AIM OF THE TASK:
Give the count of lines in the data that include the string "title", with no added remarks.

Element data from apps and pages
== Segment start ==
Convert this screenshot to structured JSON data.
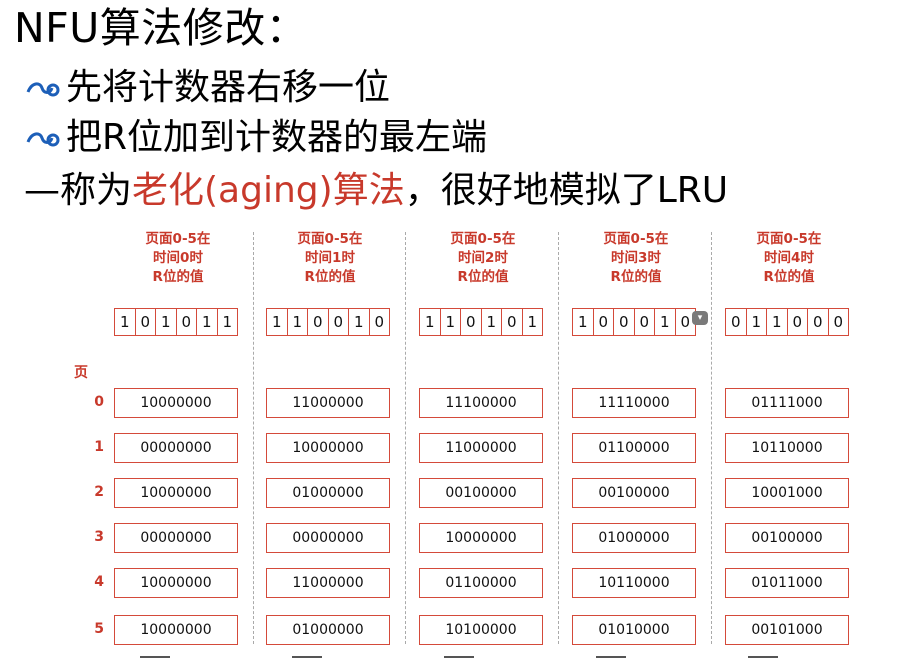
{
  "slide": {
    "title": "NFU算法修改：",
    "bullets": [
      "先将计数器右移一位",
      "把R位加到计数器的最左端"
    ],
    "line3_prefix": "—称为",
    "line3_highlight": "老化(aging)算法",
    "line3_suffix": "，很好地模拟了LRU"
  },
  "diagram": {
    "page_label": "页",
    "page_indices": [
      "0",
      "1",
      "2",
      "3",
      "4",
      "5"
    ],
    "columns": [
      {
        "hdr": [
          "页面0-5在",
          "时间0时",
          "R位的值"
        ],
        "rbits": [
          "1",
          "0",
          "1",
          "0",
          "1",
          "1"
        ],
        "counters": [
          "10000000",
          "00000000",
          "10000000",
          "00000000",
          "10000000",
          "10000000"
        ]
      },
      {
        "hdr": [
          "页面0-5在",
          "时间1时",
          "R位的值"
        ],
        "rbits": [
          "1",
          "1",
          "0",
          "0",
          "1",
          "0"
        ],
        "counters": [
          "11000000",
          "10000000",
          "01000000",
          "00000000",
          "11000000",
          "01000000"
        ]
      },
      {
        "hdr": [
          "页面0-5在",
          "时间2时",
          "R位的值"
        ],
        "rbits": [
          "1",
          "1",
          "0",
          "1",
          "0",
          "1"
        ],
        "counters": [
          "11100000",
          "11000000",
          "00100000",
          "10000000",
          "01100000",
          "10100000"
        ]
      },
      {
        "hdr": [
          "页面0-5在",
          "时间3时",
          "R位的值"
        ],
        "rbits": [
          "1",
          "0",
          "0",
          "0",
          "1",
          "0"
        ],
        "counters": [
          "11110000",
          "01100000",
          "00100000",
          "01000000",
          "10110000",
          "01010000"
        ]
      },
      {
        "hdr": [
          "页面0-5在",
          "时间4时",
          "R位的值"
        ],
        "rbits": [
          "0",
          "1",
          "1",
          "0",
          "0",
          "0"
        ],
        "counters": [
          "01111000",
          "10110000",
          "10001000",
          "00100000",
          "01011000",
          "00101000"
        ]
      }
    ]
  },
  "icons": {
    "bullet": "swirl-bullet-icon",
    "overlay": "dropdown-overlay-icon"
  },
  "colors": {
    "accent": "#c8392b",
    "border": "#d44a3a"
  }
}
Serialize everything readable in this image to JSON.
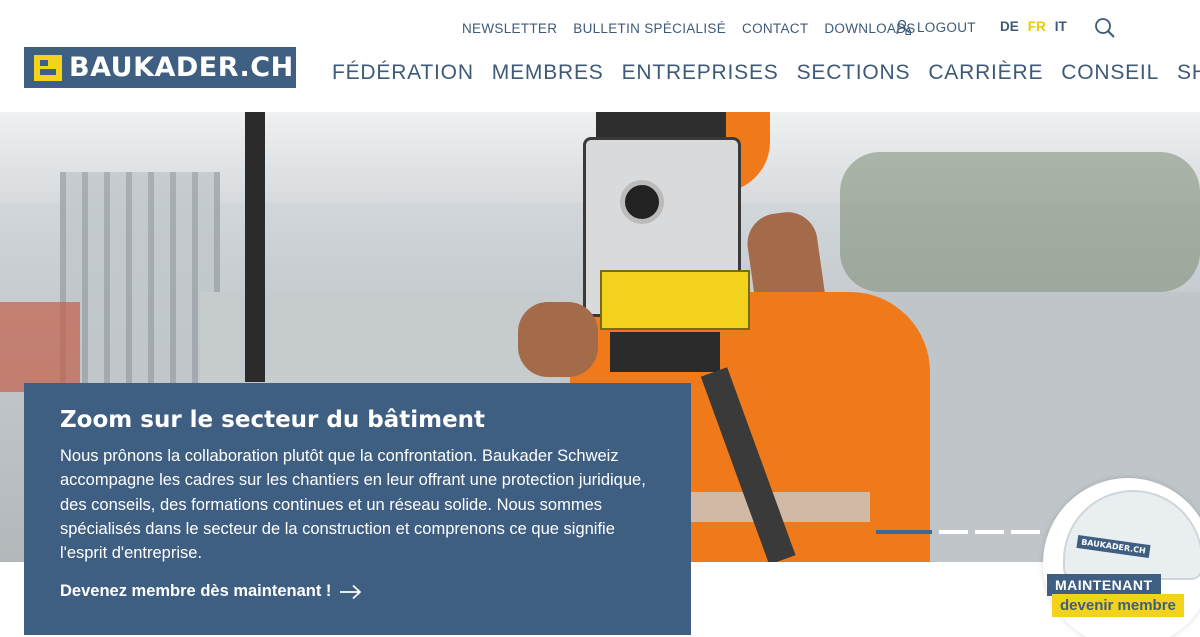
{
  "logo": {
    "text": "BAUKADER.CH"
  },
  "topnav": [
    {
      "label": "NEWSLETTER"
    },
    {
      "label": "BULLETIN SPÉCIALISÉ"
    },
    {
      "label": "CONTACT"
    },
    {
      "label": "DOWNLOADS"
    }
  ],
  "logout": {
    "label": "LOGOUT",
    "icon": "user-icon"
  },
  "languages": {
    "de": "DE",
    "fr": "FR",
    "it": "IT",
    "active": "FR"
  },
  "search": {
    "icon": "search-icon"
  },
  "mainnav": [
    {
      "label": "FÉDÉRATION"
    },
    {
      "label": "MEMBRES"
    },
    {
      "label": "ENTREPRISES"
    },
    {
      "label": "SECTIONS"
    },
    {
      "label": "CARRIÈRE"
    },
    {
      "label": "CONSEIL"
    },
    {
      "label": "SHOP"
    }
  ],
  "hero": {
    "slides": 4,
    "active_slide": 1
  },
  "promo": {
    "title": "Zoom sur le secteur du bâtiment",
    "body": "Nous prônons la collaboration plutôt que la confrontation. Baukader Schweiz accompagne les cadres sur les chantiers en leur offrant une protection juridique, des conseils, des formations continues et un réseau solide. Nous sommes spécialisés dans le secteur de la construction et comprenons ce que signifie l'esprit d'entreprise.",
    "cta": "Devenez membre dès maintenant !"
  },
  "badge": {
    "helmet_label": "BAUKADER.CH",
    "line1": "MAINTENANT",
    "line2": "devenir membre"
  },
  "colors": {
    "brand_blue": "#3f5f82",
    "brand_yellow": "#f3d21a",
    "active_lang": "#f0c800"
  }
}
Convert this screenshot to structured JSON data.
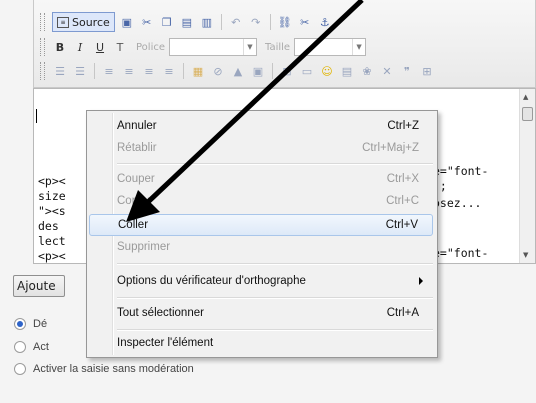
{
  "toolbar": {
    "source_label": "Source",
    "font_placeholder": "Police",
    "size_placeholder": "Taille"
  },
  "editor": {
    "code_lines": [
      "<p><",
      "size",
      "\"><s",
      "des",
      "lect",
      "<p><"
    ],
    "code_right": [
      "e=\"font-",
      ");",
      "osez...",
      "",
      "",
      "e=\"font-"
    ]
  },
  "context_menu": {
    "items": [
      {
        "label": "Annuler",
        "shortcut": "Ctrl+Z",
        "disabled": false
      },
      {
        "label": "Rétablir",
        "shortcut": "Ctrl+Maj+Z",
        "disabled": true
      },
      {
        "label": "Couper",
        "shortcut": "Ctrl+X",
        "disabled": true
      },
      {
        "label": "Copier",
        "shortcut": "Ctrl+C",
        "disabled": true
      },
      {
        "label": "Coller",
        "shortcut": "Ctrl+V",
        "disabled": false,
        "highlighted": true
      },
      {
        "label": "Supprimer",
        "shortcut": "",
        "disabled": true
      },
      {
        "label": "Options du vérificateur d'orthographe",
        "shortcut": "",
        "submenu": true
      },
      {
        "label": "Tout sélectionner",
        "shortcut": "Ctrl+A"
      },
      {
        "label": "Inspecter l'élément",
        "shortcut": ""
      }
    ]
  },
  "form": {
    "add_button": "Ajoute",
    "radio_1": "Dé",
    "radio_2": "Act",
    "radio_3": "Activer la saisie sans modération"
  },
  "colors": {
    "arrow": "#000000",
    "highlight_border": "#a9c6ea",
    "radio_selected": "#2d63c8"
  }
}
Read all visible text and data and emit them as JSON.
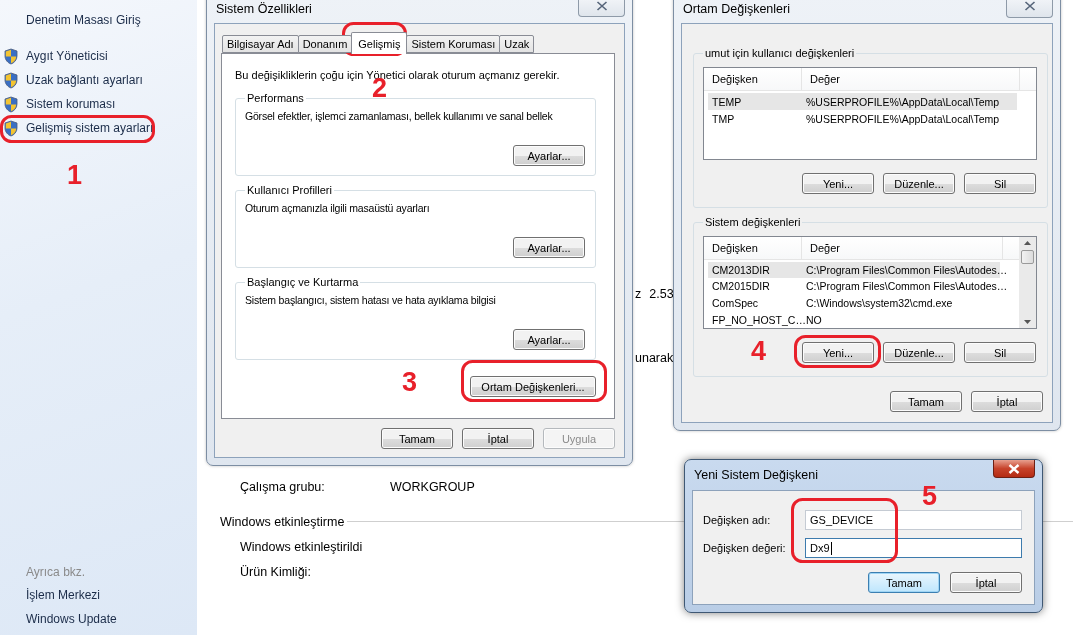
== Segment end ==
ANSWER TO THIS TASK:
2